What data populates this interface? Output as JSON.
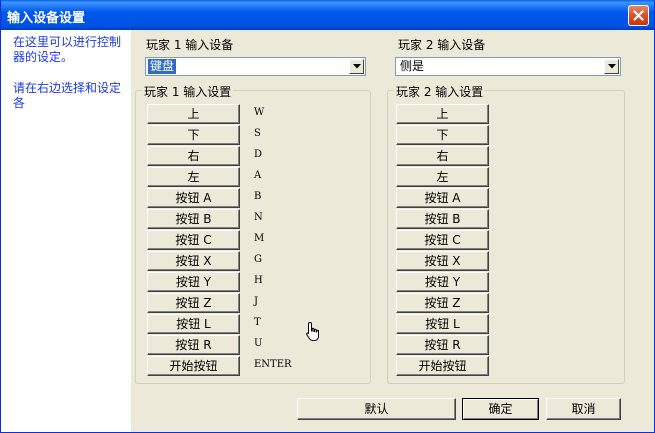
{
  "window": {
    "title": "输入设备设置"
  },
  "hints": [
    "在这里可以进行控制器的设定。",
    "请在右边选择和设定各"
  ],
  "player1": {
    "device_label": "玩家 1 输入设备",
    "device_value": "键盘",
    "group_label": "玩家 1 输入设置",
    "buttons": [
      "上",
      "下",
      "右",
      "左",
      "按钮 A",
      "按钮 B",
      "按钮 C",
      "按钮 X",
      "按钮 Y",
      "按钮 Z",
      "按钮 L",
      "按钮 R",
      "开始按钮"
    ],
    "keys": [
      "W",
      "S",
      "D",
      "A",
      "B",
      "N",
      "M",
      "G",
      "H",
      "J",
      "T",
      "U",
      "ENTER"
    ]
  },
  "player2": {
    "device_label": "玩家 2 输入设备",
    "device_value": "侧是",
    "group_label": "玩家 2 输入设置",
    "buttons": [
      "上",
      "下",
      "右",
      "左",
      "按钮 A",
      "按钮 B",
      "按钮 C",
      "按钮 X",
      "按钮 Y",
      "按钮 Z",
      "按钮 L",
      "按钮 R",
      "开始按钮"
    ]
  },
  "footer": {
    "default_label": "默认",
    "ok_label": "确定",
    "cancel_label": "取消"
  },
  "icons": {
    "close": "close-icon",
    "dropdown": "chevron-down-icon",
    "cursor": "hand-pointer-icon"
  }
}
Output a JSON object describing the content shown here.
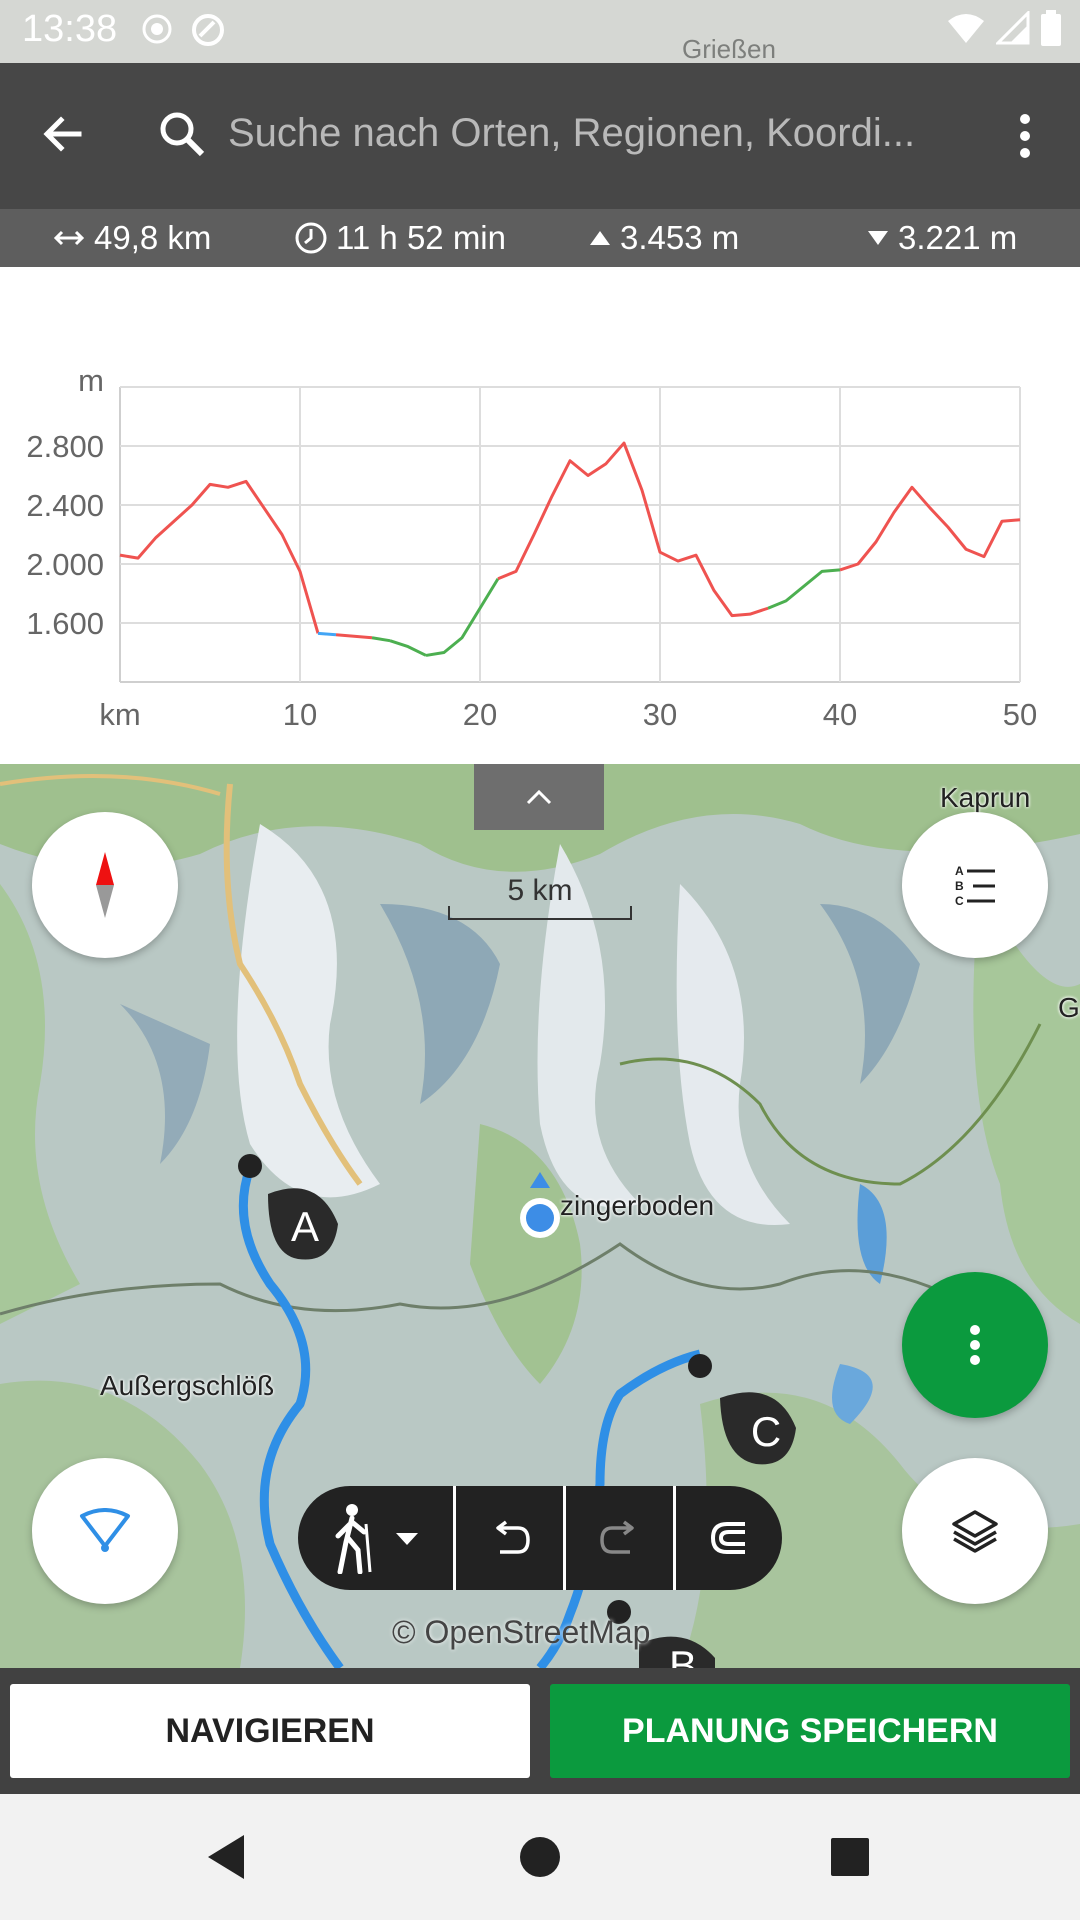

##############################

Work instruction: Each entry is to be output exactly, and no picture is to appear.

Response box:
What data populates this interface? Output as JSON.
{
  "window": {
    "title": "输入设备设置"
  },
  "hints": [
    "在这里可以进行控制器的设定。",
    "请在右边选择和设定各"
  ],
  "player1": {
    "device_label": "玩家 1 输入设备",
    "device_value": "键盘",
    "group_label": "玩家 1 输入设置",
    "buttons": [
      "上",
      "下",
      "右",
      "左",
      "按钮 A",
      "按钮 B",
      "按钮 C",
      "按钮 X",
      "按钮 Y",
      "按钮 Z",
      "按钮 L",
      "按钮 R",
      "开始按钮"
    ],
    "keys": [
      "W",
      "S",
      "D",
      "A",
      "B",
      "N",
      "M",
      "G",
      "H",
      "J",
      "T",
      "U",
      "ENTER"
    ]
  },
  "player2": {
    "device_label": "玩家 2 输入设备",
    "device_value": "侧是",
    "group_label": "玩家 2 输入设置",
    "buttons": [
      "上",
      "下",
      "右",
      "左",
      "按钮 A",
      "按钮 B",
      "按钮 C",
      "按钮 X",
      "按钮 Y",
      "按钮 Z",
      "按钮 L",
      "按钮 R",
      "开始按钮"
    ]
  },
  "footer": {
    "default_label": "默认",
    "ok_label": "确定",
    "cancel_label": "取消"
  },
  "icons": {
    "close": "close-icon",
    "dropdown": "chevron-down-icon",
    "cursor": "hand-pointer-icon"
  }
}
Output a JSON object describing the content shown here.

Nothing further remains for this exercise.